So that brings me back to the post that started this train of thought. I wish it were more normal to tell people exactly where you are. I wish it were okay to talk about the places where you had to cover, the times you could not, where you are right now, what it feels like to be there, and what it feels like to be where you are from. I carry around so much trauma simply from all the depression and all the harm I have done to myself, from living such a complicated life in such silence. I think it is that way for most people. It starts to feel like the only way to live honestly is to live with painful visibility (see: this journal) but we cannot be the only ones. The system hurts us all. The colonized cannot undo the work of the colonizer while so many of us continue to replicate these systems not even knowing.

I wish it were okay to tell people what you need. Because maybe then some day you might get to stop looking for it alone.
another_constellation: A white man smiling at a laptop (thinking)
2010-12-13 05:54 am
Entry tags:

(no subject)

So I'm thinking that the weird, persistant, burning mostly-joint pain I've been having for the past few months is likely linked to cold/damp weather.
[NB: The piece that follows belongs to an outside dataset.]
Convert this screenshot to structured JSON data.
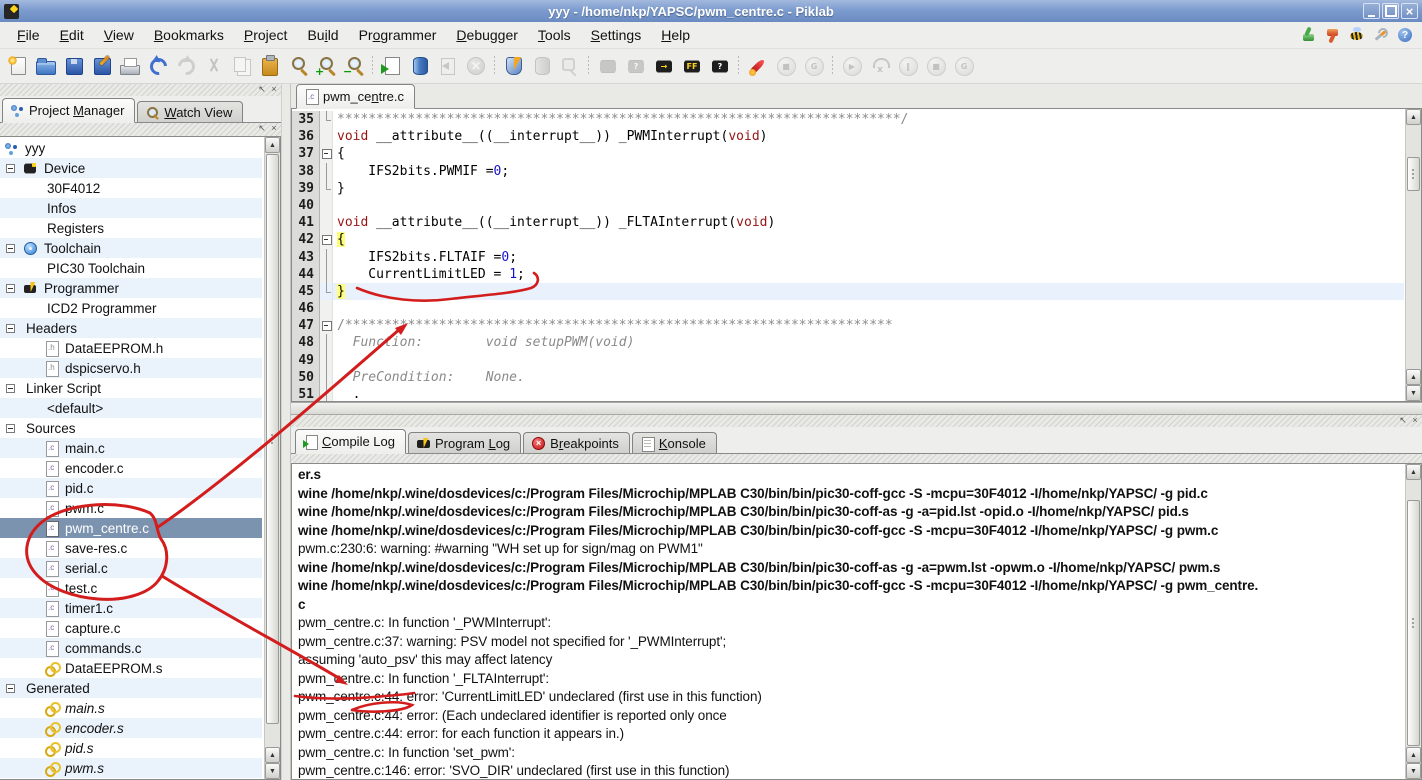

My knee was pretty stiff yesterday and today it was pouring and the usual joints hurt (knee, ankles, wrist, elbows, fingers). On the one hand, it's a comfort that it's most likely just normal joint pain, the likes of which many older people experience. But I'm not "older," I'm twenty-three and it's time like these that I am reminded of with how little care I have treated my body. It is a cold comfort to know that many others treat their bodies with similar disregard, and some even with more open animosity than I. I basically need a shit load of therapy regarding the great psychic divide I have between my mind and body and the tenuousnesss with with I mediate their interactions.
another_constellation: A white man smiling at a laptop (Default)
2010-11-30 02:15 am
Entry tags:

Memory fragment

I got shampoo in my eye the other day and started seeing geometric patterns of yellow on dark brown. When Bekky and I were little, we would press on our eyes until we saw these shapes and tell one another we were seeing Jesus. The memory was so powerful I didn't wash the shampoo out right away, just had a moment of deep nostalgia.

I find myself missing Bekky and a few people from high school, but I think what I really miss is the ability to go home, and to be legible to others. I have been living stealth; whether intentionally or not, I knew what I was doing. And as I result, I feel cut off from myself. I no longer invent a male childhood, as I once did, and my expression feels extremely feminine. I haven't done a shot in a few months, no real reason, it was just getting harder to do so and my prescription ran out and I have been feeling a bit self-destructive. My gender these days is a quagmire-- that's literally my gender identification. I identify so strongly with women, but not as a woman. And I don't think I want to be a man, a monolith illegible even to myself. I think I spotted last month or the month before, and to my shock, the world didn't end. Part of me wants to push this, too see how far I can go.

The good part is that I am okay with this. The bad part is that I am not speaking it to anyone.

I rarely speak these days.

This cycle is so familiar to me. I know it is ultimately not the healthiest thing for me, but it doesn't feel half as bad as it once did.

Today, I float.